======== Material for the task

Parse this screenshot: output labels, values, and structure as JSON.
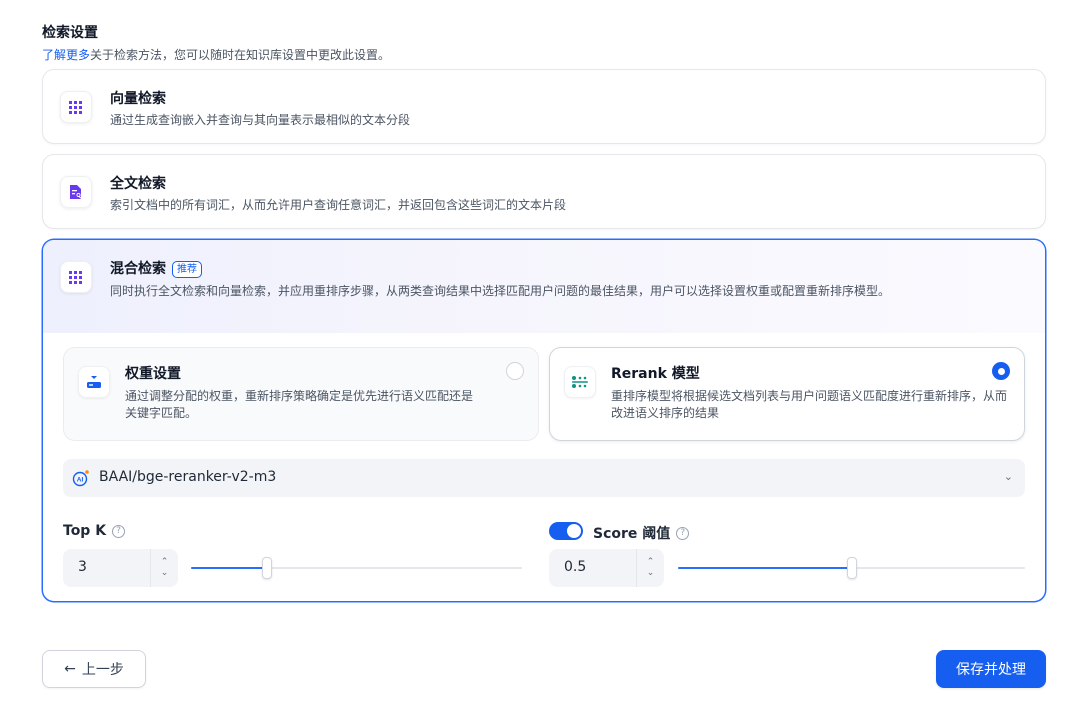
{
  "header": {
    "title": "检索设置",
    "learn_more": "了解更多",
    "description": "关于检索方法，您可以随时在知识库设置中更改此设置。"
  },
  "methods": {
    "vector": {
      "icon": "vector-grid-icon",
      "title": "向量检索",
      "description": "通过生成查询嵌入并查询与其向量表示最相似的文本分段"
    },
    "fulltext": {
      "icon": "document-search-icon",
      "title": "全文检索",
      "description": "索引文档中的所有词汇，从而允许用户查询任意词汇，并返回包含这些词汇的文本片段"
    },
    "hybrid": {
      "icon": "hybrid-grid-icon",
      "title": "混合检索",
      "badge": "推荐",
      "description": "同时执行全文检索和向量检索，并应用重排序步骤，从两类查询结果中选择匹配用户问题的最佳结果，用户可以选择设置权重或配置重新排序模型。",
      "selected": true
    }
  },
  "rerank_options": {
    "weight": {
      "icon": "weight-icon",
      "title": "权重设置",
      "description": "通过调整分配的权重，重新排序策略确定是优先进行语义匹配还是关键字匹配。",
      "selected": false
    },
    "rerank": {
      "icon": "rerank-icon",
      "title": "Rerank 模型",
      "description": "重排序模型将根据候选文档列表与用户问题语义匹配度进行重新排序，从而改进语义排序的结果",
      "selected": true
    }
  },
  "model_select": {
    "icon": "ai-model-icon",
    "value": "BAAI/bge-reranker-v2-m3"
  },
  "top_k": {
    "label": "Top K",
    "value": "3",
    "slider_fraction": 0.23
  },
  "score_threshold": {
    "label": "Score 阈值",
    "enabled": true,
    "value": "0.5",
    "slider_fraction": 0.5
  },
  "footer": {
    "back_label": "上一步",
    "save_label": "保存并处理"
  },
  "colors": {
    "primary": "#155eef",
    "selected_border": "#296dff",
    "icon_purple": "#6938ef"
  }
}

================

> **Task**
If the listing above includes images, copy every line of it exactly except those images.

> **Output of the exercise**
Parse this screenshot: output labels, values, and structure as JSON.
{
  "header": {
    "title": "检索设置",
    "learn_more": "了解更多",
    "description": "关于检索方法，您可以随时在知识库设置中更改此设置。"
  },
  "methods": {
    "vector": {
      "icon": "vector-grid-icon",
      "title": "向量检索",
      "description": "通过生成查询嵌入并查询与其向量表示最相似的文本分段"
    },
    "fulltext": {
      "icon": "document-search-icon",
      "title": "全文检索",
      "description": "索引文档中的所有词汇，从而允许用户查询任意词汇，并返回包含这些词汇的文本片段"
    },
    "hybrid": {
      "icon": "hybrid-grid-icon",
      "title": "混合检索",
      "badge": "推荐",
      "description": "同时执行全文检索和向量检索，并应用重排序步骤，从两类查询结果中选择匹配用户问题的最佳结果，用户可以选择设置权重或配置重新排序模型。",
      "selected": true
    }
  },
  "rerank_options": {
    "weight": {
      "icon": "weight-icon",
      "title": "权重设置",
      "description": "通过调整分配的权重，重新排序策略确定是优先进行语义匹配还是关键字匹配。",
      "selected": false
    },
    "rerank": {
      "icon": "rerank-icon",
      "title": "Rerank 模型",
      "description": "重排序模型将根据候选文档列表与用户问题语义匹配度进行重新排序，从而改进语义排序的结果",
      "selected": true
    }
  },
  "model_select": {
    "icon": "ai-model-icon",
    "value": "BAAI/bge-reranker-v2-m3"
  },
  "top_k": {
    "label": "Top K",
    "value": "3",
    "slider_fraction": 0.23
  },
  "score_threshold": {
    "label": "Score 阈值",
    "enabled": true,
    "value": "0.5",
    "slider_fraction": 0.5
  },
  "footer": {
    "back_label": "上一步",
    "save_label": "保存并处理"
  },
  "colors": {
    "primary": "#155eef",
    "selected_border": "#296dff",
    "icon_purple": "#6938ef"
  }
}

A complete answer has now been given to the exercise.